We first talked about Wayland in late 2008 when the project was still in its infancy by Kristian Høgsberg. Wayland is still very much a side-project of Kristian's that just receives commits every once in a while and has yet to gain any widespread adoption, but it still possesses a lot of progress. Wayland can run dual nested X.Org Servers within it, now runs off Mesa rather than Eagle EGL, supports the KMS page-flipping ioctl, a DRI2 driver is being worked on, and much more. However, it doesn't do too much yet for the end-user, but that should change once the GTK, Qt, or Clutter tool-kits is properly supported within Wayland. Right now there's just a basic terminal and a few demo applications that can run within this display server that leverages kernel mode-setting.
As briefly detailed in this Launchpad Blueprint specification, the Ubuntu X.Org teams wants to make it easier to test the Wayland Display Server within the Ubuntu 10.10 release. Ubuntu developers want to go as far as providing a Wayland Display Server package within their universe repository. However, to get Wayland running atop an Ubuntu installation currently requires a few steps.

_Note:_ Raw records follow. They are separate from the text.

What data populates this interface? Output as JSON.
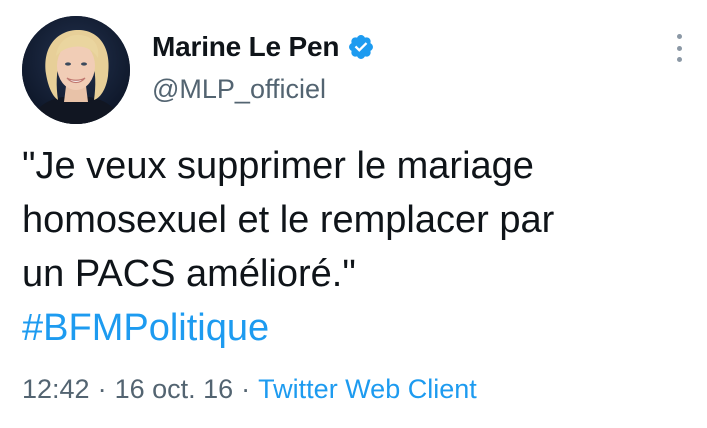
{
  "author": {
    "display_name": "Marine Le Pen",
    "handle": "@MLP_officiel",
    "verified": true,
    "verified_color": "#1d9bf0"
  },
  "tweet": {
    "lines": [
      "\"Je veux supprimer le mariage",
      "homosexuel et le remplacer par",
      "un PACS amélioré.\""
    ],
    "hashtag": "#BFMPolitique"
  },
  "meta": {
    "time": "12:42",
    "separator": "·",
    "date": "16 oct. 16",
    "source": "Twitter Web Client"
  },
  "colors": {
    "text": "#0f1419",
    "secondary": "#536471",
    "link": "#1d9bf0"
  },
  "icons": {
    "verified": "verified-badge-icon",
    "more": "more-options-icon"
  }
}
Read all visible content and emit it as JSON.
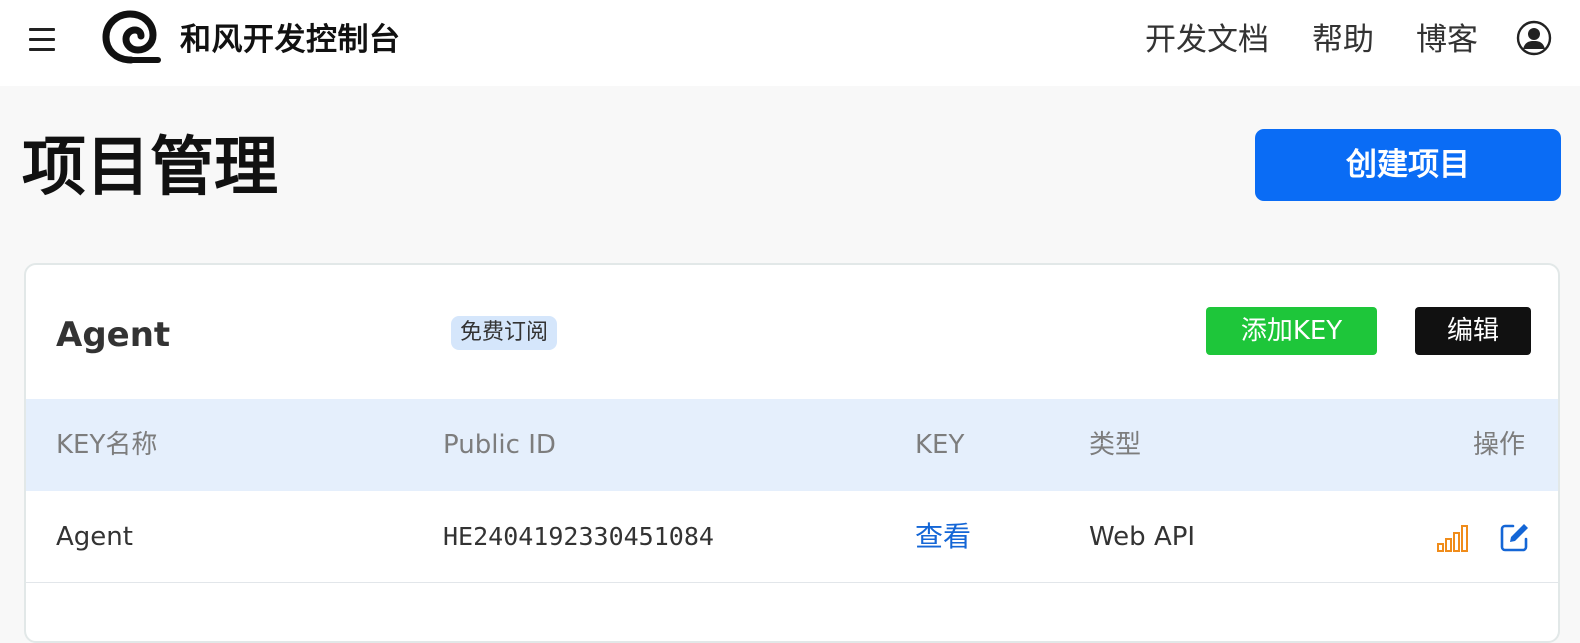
{
  "header": {
    "brand": "和风开发控制台",
    "nav": [
      "开发文档",
      "帮助",
      "博客"
    ]
  },
  "page": {
    "title": "项目管理",
    "create_button": "创建项目"
  },
  "project": {
    "name": "Agent",
    "plan_badge": "免费订阅",
    "add_key_button": "添加KEY",
    "edit_button": "编辑",
    "table": {
      "headers": [
        "KEY名称",
        "Public ID",
        "KEY",
        "类型",
        "操作"
      ],
      "rows": [
        {
          "key_name": "Agent",
          "public_id": "HE2404192330451084",
          "key_action": "查看",
          "type": "Web API",
          "actions": [
            "stats-icon",
            "edit-icon"
          ]
        }
      ]
    }
  },
  "colors": {
    "primary": "#0a6cf5",
    "success": "#1ec63a",
    "dark": "#111111",
    "table_header_bg": "#e5effc",
    "badge_bg": "#d5e6fb",
    "stats_icon": "#f08c1a",
    "link": "#1466d6"
  }
}
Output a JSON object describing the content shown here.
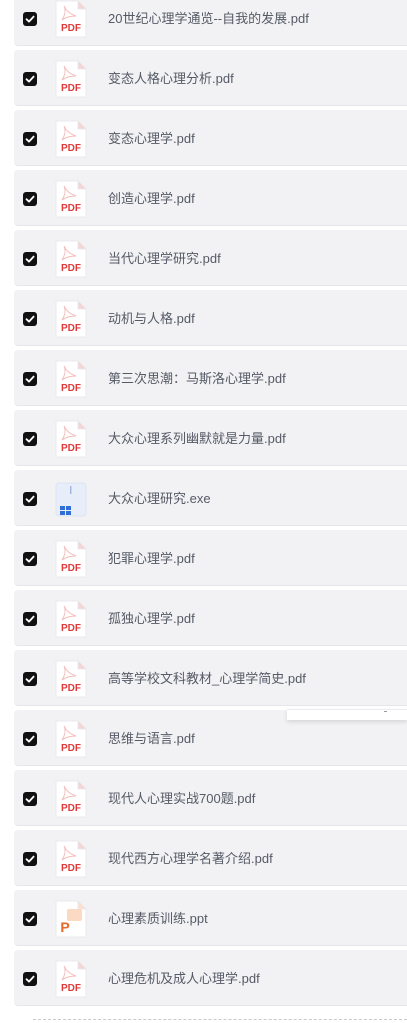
{
  "files": [
    {
      "name": "20世纪心理学通览--自我的发展.pdf",
      "type": "pdf",
      "checked": true
    },
    {
      "name": "变态人格心理分析.pdf",
      "type": "pdf",
      "checked": true
    },
    {
      "name": "变态心理学.pdf",
      "type": "pdf",
      "checked": true
    },
    {
      "name": "创造心理学.pdf",
      "type": "pdf",
      "checked": true
    },
    {
      "name": "当代心理学研究.pdf",
      "type": "pdf",
      "checked": true
    },
    {
      "name": "动机与人格.pdf",
      "type": "pdf",
      "checked": true
    },
    {
      "name": "第三次思潮：马斯洛心理学.pdf",
      "type": "pdf",
      "checked": true
    },
    {
      "name": "大众心理系列幽默就是力量.pdf",
      "type": "pdf",
      "checked": true
    },
    {
      "name": "大众心理研究.exe",
      "type": "exe",
      "checked": true
    },
    {
      "name": "犯罪心理学.pdf",
      "type": "pdf",
      "checked": true
    },
    {
      "name": "孤独心理学.pdf",
      "type": "pdf",
      "checked": true
    },
    {
      "name": "高等学校文科教材_心理学简史.pdf",
      "type": "pdf",
      "checked": true
    },
    {
      "name": "思维与语言.pdf",
      "type": "pdf",
      "checked": true
    },
    {
      "name": "现代人心理实战700题.pdf",
      "type": "pdf",
      "checked": true
    },
    {
      "name": "现代西方心理学名著介绍.pdf",
      "type": "pdf",
      "checked": true
    },
    {
      "name": "心理素质训练.ppt",
      "type": "ppt",
      "checked": true
    },
    {
      "name": "心理危机及成人心理学.pdf",
      "type": "pdf",
      "checked": true
    }
  ],
  "icons": {
    "pdf": {
      "label": "PDF",
      "color": "#e2383a"
    },
    "ppt": {
      "label": "P",
      "color": "#e8672a"
    },
    "exe": {
      "color": "#2f6fd6"
    }
  },
  "checkbox_icon": "checkmark-icon"
}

The barrier to try out the Wayland Display Server is not nearly as great as it was back in 2008 or even last year as more of the changes need to handle Wayland are merged into their mainline code repositories. When last toying with Wayland on Ubuntu 10.04 LTS a few weeks it ago, it required a branched version of Mesa, an updated version of Cairo built with the DRM back-end, and a few development packages from the Ubuntu repositories.
Fortunately the biggest piece of the puzzle, the kernel mode-setting support for the different graphics hardware, is mainlined for ATI, Intel, and NVIDIA (through Nouveau) GPUs with the Linux kernel and those pieces are enabled by default in Ubuntu 10.04 LTS. However, Wayland will not work with the NVIDIA or ATI/AMD proprietary Linux drivers as they do not support kernel mode-setting. There has some talk about making Wayland dependent upon OpenWF rather than the Linux kernel mode-setting interface directly, but that hasn't materialized.
We'll see where Wayland gets by the time Ubuntu 10.10 is due out in October.